Hawley presses for vote to withdraw U.S. from the WTO

Doug Palmer

Sen. Josh Hawley (R-Mo.) said Thursday that he is pushing Congress to vote on a resolution to withdraw from the World Trade Organization, taking an advantage of an opportunity that comes every five years.

“The coronavirus pandemic has exposed deep, long-standing flaws in our global economic system that demand reform," Hawley said in a statement, which came just a few days after he wrote a controversial op-ed that appeared in The New York Timescalling for the WTO to be eliminated.

"International organizations like the WTO have enabled the rise of China and benefited elites around the globe while hollowing out American industry, from small towns to once-thriving urban centers,” Hawley continued. “We need to return production to America, secure critical supply chains, and encourage domestic innovation. Pulling out of the WTO is a good first step."

Hawley, a former Missouri attorney general elected to Congress in 2018, has been one of the loudest voices on Capitol Hill calling for forcing China to pay compensation for the health and economic fallout of the coronavirus, which originated in the country's Hubei province.

The United States can't unilaterally abolish the WTO, but its withdrawal would further weaken the 25-year-old institution. Critics on both the left and the right have complained that the WTO has not kept pace with the times.

The Trump administration in particular has complained that that the body's rules lock the U.S. in an unfair trading relationship with certain developing countries, such as China and India, by allowing them to impose higher tariffs on many goods.

President Donald Trump has periodically threatened to withdraw from the WTO but has never acted on the impulse. But, under the direction of U.S. Trade Representative Robert Lighthizer, the Trump administration has crippled the WTO's Appellate Body by blocking the appointment of new judges.

USTR laid out its lengthy critique of the WTO in its annual Trade Policy Agenda report released in February. However, it stopped short of recommending withdrawal from the global trade body.

"Despite the serious challenges facing the World Trade Organization, the United States values the WTO and is working diligently within the organization to find solutions," USTR said in the report.

A provision in the 1994 Uruguay Round Agreement Act allows Congress to vote on continued membership in the WTO every five years. That would only happen if both the House and the Senate approve a resolution.

U.S. lawmakers have not voted on WTO membership since 2005, when the House defeated a withdrawal resolution 338-86. Five years earlier, a similar resolution failed by a 363-56 vote. The Senate has never voted on withdrawal.

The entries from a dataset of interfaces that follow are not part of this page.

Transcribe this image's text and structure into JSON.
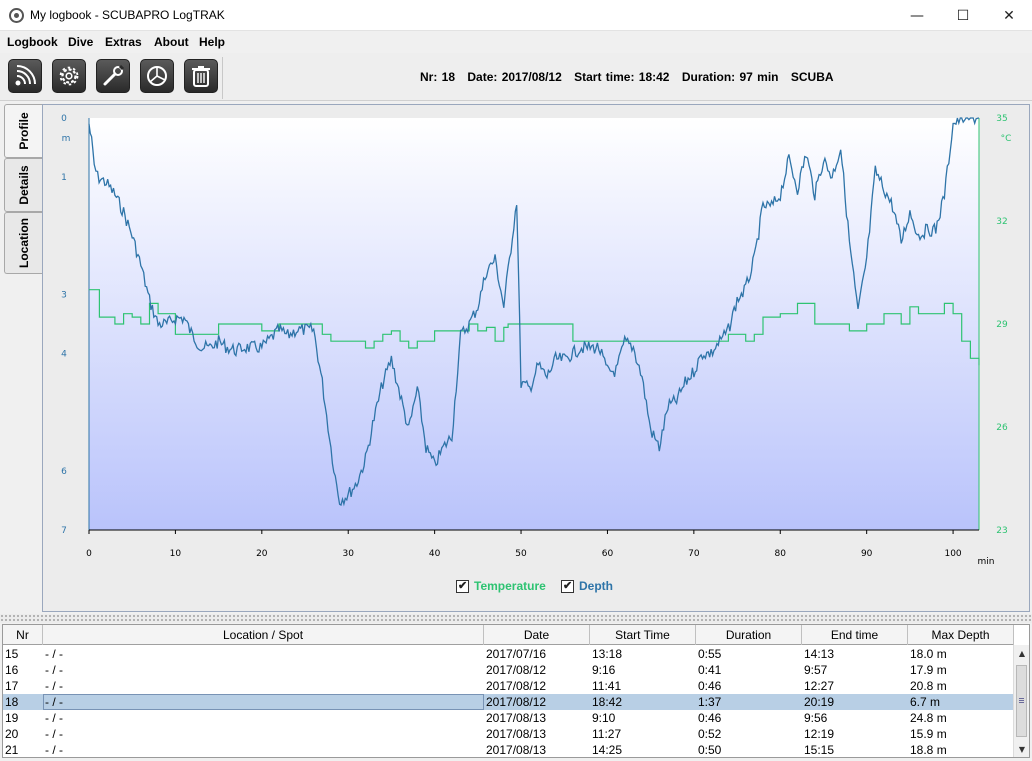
{
  "window": {
    "title": "My logbook - SCUBAPRO LogTRAK",
    "minimize": "—",
    "maximize": "☐",
    "close": "✕"
  },
  "menu": [
    "Logbook",
    "Dive",
    "Extras",
    "About",
    "Help"
  ],
  "toolbar": {
    "buttons": [
      "connect-device-icon",
      "settings-gear-icon",
      "wrench-tools-icon",
      "statistics-pie-icon",
      "delete-trash-icon"
    ],
    "dive_info": {
      "nr": "Nr: 18",
      "date": "Date: 2017/08/12",
      "start_time": "Start time: 18:42",
      "duration": "Duration: 97 min",
      "mode": "SCUBA"
    }
  },
  "side_tabs": [
    "Profile",
    "Details",
    "Location"
  ],
  "active_tab": "Profile",
  "legend": {
    "temperature": "Temperature",
    "depth": "Depth",
    "temperature_checked": true,
    "depth_checked": true
  },
  "colors": {
    "depth": "#2e74a8",
    "temperature": "#2ec372",
    "selected_row": "#b8cfe5"
  },
  "chart_data": {
    "type": "line",
    "x_unit": "min",
    "y_left_unit": "m",
    "y_right_unit": "°C",
    "xlim": [
      0,
      103
    ],
    "ylim_depth": [
      7,
      0
    ],
    "ylim_temp": [
      23,
      35
    ],
    "x_ticks": [
      0,
      10,
      20,
      30,
      40,
      50,
      60,
      70,
      80,
      90,
      100
    ],
    "y_left_ticks": [
      0,
      1,
      3,
      4,
      6,
      7
    ],
    "y_right_ticks": [
      35,
      32,
      29,
      26,
      23
    ],
    "series": [
      {
        "name": "Depth",
        "x": [
          0,
          0.3,
          0.6,
          1,
          2,
          3,
          4,
          5,
          6,
          7,
          8,
          9,
          10,
          11,
          12,
          13,
          14,
          15,
          16,
          17,
          18,
          19,
          20,
          21,
          22,
          23,
          24,
          25,
          26,
          27,
          28,
          28.5,
          29,
          30,
          31,
          32,
          33,
          34,
          35,
          36,
          37,
          38,
          39,
          40,
          41,
          42,
          43,
          44,
          45,
          46,
          47,
          48,
          49,
          49.5,
          50,
          51,
          52,
          53,
          54,
          55,
          56,
          57,
          58,
          59,
          60,
          61,
          62,
          63,
          64,
          65,
          66,
          67,
          68,
          69,
          70,
          71,
          72,
          73,
          74,
          75,
          76,
          77,
          78,
          79,
          80,
          81,
          82,
          83,
          84,
          85,
          86,
          87,
          88,
          89,
          90,
          91,
          92,
          93,
          94,
          95,
          96,
          97,
          98,
          99,
          100,
          101,
          102,
          103
        ],
        "y": [
          0.1,
          0.4,
          0.8,
          1.0,
          1.1,
          1.3,
          1.6,
          2.0,
          2.5,
          3.1,
          3.5,
          3.5,
          3.4,
          3.4,
          3.7,
          3.9,
          3.9,
          3.8,
          3.9,
          3.95,
          3.9,
          3.9,
          3.9,
          3.75,
          3.6,
          3.7,
          3.6,
          3.6,
          3.6,
          4.5,
          5.6,
          6.1,
          6.5,
          6.4,
          6.2,
          5.8,
          5.1,
          4.5,
          4.1,
          4.7,
          5.3,
          4.6,
          5.6,
          5.9,
          5.6,
          5.4,
          3.7,
          3.5,
          3.2,
          2.6,
          2.4,
          3.2,
          2.0,
          1.4,
          4.5,
          4.6,
          4.2,
          4.4,
          4.1,
          4.1,
          4.0,
          3.9,
          3.9,
          3.9,
          4.3,
          4.3,
          3.8,
          3.9,
          4.4,
          5.3,
          5.6,
          4.9,
          4.8,
          4.5,
          4.3,
          4.0,
          4.0,
          3.8,
          3.6,
          3.1,
          2.9,
          2.4,
          1.5,
          1.5,
          1.3,
          0.7,
          1.2,
          0.6,
          1.3,
          0.7,
          1.0,
          0.5,
          2.1,
          3.3,
          2.4,
          0.9,
          1.2,
          1.5,
          2.1,
          1.6,
          2.0,
          1.9,
          1.9,
          1.3,
          0.1,
          0.0,
          0.0,
          0.0
        ]
      },
      {
        "name": "Temperature",
        "x": [
          0,
          1,
          1.2,
          2,
          3,
          4,
          5,
          6,
          7,
          8,
          10,
          12,
          15,
          18,
          20,
          22,
          24,
          25,
          27,
          28,
          29,
          30,
          31,
          32,
          33,
          34,
          35,
          36,
          37,
          38,
          40,
          42,
          44,
          45,
          46,
          47,
          48,
          48.5,
          50,
          55,
          56,
          58,
          60,
          65,
          70,
          74,
          75,
          76,
          77,
          78,
          80,
          82,
          84,
          86,
          88,
          90,
          92,
          94,
          95,
          96,
          98,
          99,
          100,
          101,
          102,
          103
        ],
        "y": [
          30.0,
          30.0,
          29.2,
          29.2,
          29.0,
          29.3,
          29.2,
          29.0,
          29.6,
          29.3,
          28.7,
          28.7,
          29.0,
          29.0,
          28.8,
          29.0,
          29.0,
          29.0,
          28.7,
          28.5,
          28.5,
          28.5,
          28.5,
          28.3,
          28.5,
          28.7,
          28.8,
          28.5,
          28.3,
          28.5,
          28.8,
          28.8,
          29.0,
          28.8,
          28.9,
          28.5,
          28.9,
          29.0,
          29.0,
          29.0,
          28.5,
          28.5,
          28.5,
          28.5,
          28.5,
          28.7,
          28.7,
          28.5,
          28.7,
          29.2,
          29.3,
          29.6,
          29.0,
          29.0,
          28.8,
          29.0,
          29.3,
          29.0,
          29.5,
          29.3,
          29.3,
          29.6,
          29.3,
          28.5,
          28.0,
          27.8
        ]
      }
    ]
  },
  "table": {
    "columns": [
      "Nr",
      "Location / Spot",
      "Date",
      "Start Time",
      "Duration",
      "End time",
      "Max Depth"
    ],
    "rows": [
      [
        "15",
        "- / -",
        "2017/07/16",
        "13:18",
        "0:55",
        "14:13",
        "18.0 m"
      ],
      [
        "16",
        "- / -",
        "2017/08/12",
        "9:16",
        "0:41",
        "9:57",
        "17.9 m"
      ],
      [
        "17",
        "- / -",
        "2017/08/12",
        "11:41",
        "0:46",
        "12:27",
        "20.8 m"
      ],
      [
        "18",
        "- / -",
        "2017/08/12",
        "18:42",
        "1:37",
        "20:19",
        "6.7 m"
      ],
      [
        "19",
        "- / -",
        "2017/08/13",
        "9:10",
        "0:46",
        "9:56",
        "24.8 m"
      ],
      [
        "20",
        "- / -",
        "2017/08/13",
        "11:27",
        "0:52",
        "12:19",
        "15.9 m"
      ],
      [
        "21",
        "- / -",
        "2017/08/13",
        "14:25",
        "0:50",
        "15:15",
        "18.8 m"
      ]
    ],
    "selected_index": 3
  }
}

The Republican Party has grown more suspicious of trade under Trump's leadership, potentially setting the stage for a vigorous congressional debate over continued U.S. membership.

Hawley’s op-ed ignited much criticism on Twitter among those who follow trade issues. The National Taxpayers Union wrote a fact-check blog post of certain claims by Hawley.

NTU’s Bryan Riley criticized Hawley’s argument that “foreign agriculture won concession after concession, while American farmers struggled to get fair access to markets.” The group pulled USDA data to show that U.S. agricultural exports have more than doubled since the WTO was created, adding that “leaving the WTO would be a devastating blow to farmers and ranchers, who increasingly rely on world trade.”

“Sen. Hawley is entitled to his own opinions, but not his own facts. The facts show that Americans have benefited tremendously from growing trade and investment under the WTO,” Riley wrote.

Simon Lester, a trade policy specialist at the libertarian-leaning Cato Institute, also pushed back.

He argued pulling out of the WTO would be counterproductive for the goal of opening up the Chinese market because Chinese tariffs were higher before it joined the WTO. "If the U.S. pulls out of the WTO, U.S. producers would face higher tariffs on their exports to China than their competitors do," Lester said.

Sabrina Rodriguez contributed to this report.

CORRECTION: An earlier version of this story incorrectly stated the last time Congress voted on WTO withdrawal. It was in 2005.